'Where an arbitration agreement is silent as to the procedure, what attitude should the court adopt in seeking to imply terms? Obviously it does not imply terms which tend or appear to tend to an unjust award, but the court, particularly in commercial arbitrations, does not now, as perhaps once courts did, start on the assumption that the Parties except as otherwise expressly agreed, intended to adopt in its full rigour the procedure which, on long experience, helped by natural conservatism, has commended itself as most appropriate to the courts of law themselves'.
10. In view of the settled legal position and the sound reasons underlying them, it is difficult even for us to entertain the objections raised by Mr. Desai for the contractor applicant.
11. Mr. Desai, however, urged that under S. 29 of the Act, the contractor applicant should be awarded interest at the rate of 6% per annum by the court while giving decree on the basis of the award. As the matter has to go back to the trial court for taking further proceedings of drawing of the decree in the matter, we do not give any direction in that connection. It will be open to the contractor-applicant to move the court dealing with the matter for the appropriate relief regarding interest.
12. The result is that the appeal succeeds- The order of the trial court setting aside the award is quashed and the matter is remanded to the trial court for taking further proceedings of drawing the decree according to law, In view of the circumstances of the case, there will be no order as to costs of this appeal 12-3-1976.

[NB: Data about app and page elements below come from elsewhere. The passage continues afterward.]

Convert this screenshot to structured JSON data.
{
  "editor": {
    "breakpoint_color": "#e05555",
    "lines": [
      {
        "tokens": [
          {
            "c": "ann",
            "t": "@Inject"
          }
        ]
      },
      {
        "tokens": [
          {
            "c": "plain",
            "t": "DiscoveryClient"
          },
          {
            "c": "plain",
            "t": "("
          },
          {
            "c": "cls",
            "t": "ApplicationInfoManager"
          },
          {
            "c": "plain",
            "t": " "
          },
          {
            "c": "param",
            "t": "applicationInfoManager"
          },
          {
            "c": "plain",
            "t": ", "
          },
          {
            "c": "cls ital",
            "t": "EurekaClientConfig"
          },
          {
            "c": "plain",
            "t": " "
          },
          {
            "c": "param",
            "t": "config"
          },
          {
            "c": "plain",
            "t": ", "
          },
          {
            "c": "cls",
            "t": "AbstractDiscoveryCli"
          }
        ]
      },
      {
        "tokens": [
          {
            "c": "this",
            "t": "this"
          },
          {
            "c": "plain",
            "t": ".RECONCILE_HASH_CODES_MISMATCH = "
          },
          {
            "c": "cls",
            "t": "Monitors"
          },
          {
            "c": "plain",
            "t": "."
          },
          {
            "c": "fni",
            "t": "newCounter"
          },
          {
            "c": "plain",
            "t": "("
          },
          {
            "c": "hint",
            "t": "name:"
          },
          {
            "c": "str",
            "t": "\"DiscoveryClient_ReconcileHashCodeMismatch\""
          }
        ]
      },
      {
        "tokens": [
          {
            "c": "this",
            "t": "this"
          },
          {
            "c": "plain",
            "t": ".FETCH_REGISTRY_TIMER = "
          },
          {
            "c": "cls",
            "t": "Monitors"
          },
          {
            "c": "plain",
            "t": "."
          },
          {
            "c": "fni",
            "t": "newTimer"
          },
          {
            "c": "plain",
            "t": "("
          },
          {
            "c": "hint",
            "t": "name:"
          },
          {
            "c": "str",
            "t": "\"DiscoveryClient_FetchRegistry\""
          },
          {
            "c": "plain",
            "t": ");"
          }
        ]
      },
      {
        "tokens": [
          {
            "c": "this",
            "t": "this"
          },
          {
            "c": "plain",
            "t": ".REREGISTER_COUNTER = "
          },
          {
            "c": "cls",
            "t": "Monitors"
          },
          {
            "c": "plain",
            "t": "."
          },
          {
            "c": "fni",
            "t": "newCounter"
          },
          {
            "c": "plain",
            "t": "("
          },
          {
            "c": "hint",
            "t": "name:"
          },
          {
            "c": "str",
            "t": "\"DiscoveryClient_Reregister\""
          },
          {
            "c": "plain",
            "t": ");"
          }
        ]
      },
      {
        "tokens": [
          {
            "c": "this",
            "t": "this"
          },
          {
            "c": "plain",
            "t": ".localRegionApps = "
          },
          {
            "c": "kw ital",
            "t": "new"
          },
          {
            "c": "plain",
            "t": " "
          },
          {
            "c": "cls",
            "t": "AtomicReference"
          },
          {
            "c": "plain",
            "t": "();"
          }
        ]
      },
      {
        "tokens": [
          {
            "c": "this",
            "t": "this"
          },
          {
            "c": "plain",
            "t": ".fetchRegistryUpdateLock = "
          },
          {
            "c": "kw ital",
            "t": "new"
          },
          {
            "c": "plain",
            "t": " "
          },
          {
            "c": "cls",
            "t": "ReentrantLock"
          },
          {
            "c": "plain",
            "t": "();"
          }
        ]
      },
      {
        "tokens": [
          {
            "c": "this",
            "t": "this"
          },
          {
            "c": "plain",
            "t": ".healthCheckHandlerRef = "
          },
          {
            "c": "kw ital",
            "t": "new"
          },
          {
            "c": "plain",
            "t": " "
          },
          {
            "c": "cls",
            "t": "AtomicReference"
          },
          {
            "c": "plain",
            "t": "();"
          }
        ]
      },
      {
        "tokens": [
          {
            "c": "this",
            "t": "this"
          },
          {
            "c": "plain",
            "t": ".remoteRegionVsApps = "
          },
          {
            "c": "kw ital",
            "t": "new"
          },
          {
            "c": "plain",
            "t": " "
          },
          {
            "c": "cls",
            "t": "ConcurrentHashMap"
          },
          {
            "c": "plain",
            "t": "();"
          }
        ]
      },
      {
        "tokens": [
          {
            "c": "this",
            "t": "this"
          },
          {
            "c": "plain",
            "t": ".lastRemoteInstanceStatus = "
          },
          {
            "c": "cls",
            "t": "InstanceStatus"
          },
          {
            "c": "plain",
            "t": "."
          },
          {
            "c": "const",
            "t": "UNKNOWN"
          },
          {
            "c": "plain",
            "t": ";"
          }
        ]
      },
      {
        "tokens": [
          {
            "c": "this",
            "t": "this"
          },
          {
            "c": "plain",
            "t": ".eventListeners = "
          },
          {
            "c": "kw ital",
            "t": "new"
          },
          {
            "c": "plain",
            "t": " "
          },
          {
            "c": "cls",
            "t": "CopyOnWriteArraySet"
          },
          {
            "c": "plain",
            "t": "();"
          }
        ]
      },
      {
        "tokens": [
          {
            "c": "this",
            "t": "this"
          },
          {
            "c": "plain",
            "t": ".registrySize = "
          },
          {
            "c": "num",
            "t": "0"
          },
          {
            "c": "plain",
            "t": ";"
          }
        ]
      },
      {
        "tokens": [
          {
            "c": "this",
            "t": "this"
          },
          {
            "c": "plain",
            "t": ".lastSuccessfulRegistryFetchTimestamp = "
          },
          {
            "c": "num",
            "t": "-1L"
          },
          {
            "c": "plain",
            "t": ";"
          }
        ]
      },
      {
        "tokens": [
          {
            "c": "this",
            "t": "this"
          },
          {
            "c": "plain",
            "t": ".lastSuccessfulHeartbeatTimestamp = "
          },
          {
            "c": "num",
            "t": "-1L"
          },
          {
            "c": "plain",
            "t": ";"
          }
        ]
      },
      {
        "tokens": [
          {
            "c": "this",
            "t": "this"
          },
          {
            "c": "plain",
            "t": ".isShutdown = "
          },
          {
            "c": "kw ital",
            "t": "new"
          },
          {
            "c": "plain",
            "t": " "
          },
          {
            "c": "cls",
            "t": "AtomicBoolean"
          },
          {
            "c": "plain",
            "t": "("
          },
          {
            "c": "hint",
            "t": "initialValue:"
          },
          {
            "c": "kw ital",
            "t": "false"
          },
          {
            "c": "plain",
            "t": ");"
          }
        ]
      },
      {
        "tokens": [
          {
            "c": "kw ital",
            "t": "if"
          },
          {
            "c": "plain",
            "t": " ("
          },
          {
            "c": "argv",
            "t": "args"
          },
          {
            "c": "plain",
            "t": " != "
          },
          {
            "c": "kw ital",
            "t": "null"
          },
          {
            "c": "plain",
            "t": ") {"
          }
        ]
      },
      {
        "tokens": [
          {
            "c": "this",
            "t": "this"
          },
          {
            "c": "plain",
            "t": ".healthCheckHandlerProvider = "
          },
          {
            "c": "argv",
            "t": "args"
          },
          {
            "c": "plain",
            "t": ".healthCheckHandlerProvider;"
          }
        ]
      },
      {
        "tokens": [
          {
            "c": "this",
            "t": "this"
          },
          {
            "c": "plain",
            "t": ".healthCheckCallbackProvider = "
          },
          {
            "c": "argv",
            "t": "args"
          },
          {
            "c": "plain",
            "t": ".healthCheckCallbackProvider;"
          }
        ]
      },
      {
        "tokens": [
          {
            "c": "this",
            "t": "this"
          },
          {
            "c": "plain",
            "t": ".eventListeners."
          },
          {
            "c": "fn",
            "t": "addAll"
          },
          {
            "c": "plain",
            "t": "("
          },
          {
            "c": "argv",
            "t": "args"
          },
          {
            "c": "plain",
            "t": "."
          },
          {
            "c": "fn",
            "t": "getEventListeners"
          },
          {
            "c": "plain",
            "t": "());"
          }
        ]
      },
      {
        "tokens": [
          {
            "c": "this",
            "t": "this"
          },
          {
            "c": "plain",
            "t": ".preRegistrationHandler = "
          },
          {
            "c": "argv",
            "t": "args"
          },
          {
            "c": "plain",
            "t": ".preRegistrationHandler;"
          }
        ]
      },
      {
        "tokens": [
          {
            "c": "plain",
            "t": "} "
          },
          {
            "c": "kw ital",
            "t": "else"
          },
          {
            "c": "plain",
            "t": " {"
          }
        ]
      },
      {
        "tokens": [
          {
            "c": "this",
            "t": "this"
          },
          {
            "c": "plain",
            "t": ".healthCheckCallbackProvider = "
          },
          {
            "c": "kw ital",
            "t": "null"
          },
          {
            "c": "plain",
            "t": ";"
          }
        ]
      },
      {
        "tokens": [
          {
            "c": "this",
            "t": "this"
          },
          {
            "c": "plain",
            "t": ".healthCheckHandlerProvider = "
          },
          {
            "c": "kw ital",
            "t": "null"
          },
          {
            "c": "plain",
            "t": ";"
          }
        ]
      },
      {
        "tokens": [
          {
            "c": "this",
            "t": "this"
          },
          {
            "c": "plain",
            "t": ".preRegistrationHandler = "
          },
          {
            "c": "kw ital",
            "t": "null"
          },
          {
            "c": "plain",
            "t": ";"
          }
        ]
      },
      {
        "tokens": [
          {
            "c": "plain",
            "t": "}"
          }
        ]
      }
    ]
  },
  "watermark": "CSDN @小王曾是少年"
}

In view of the appeal itself having been allowed the cross-objection did not survive.
13. Appeal Allowed.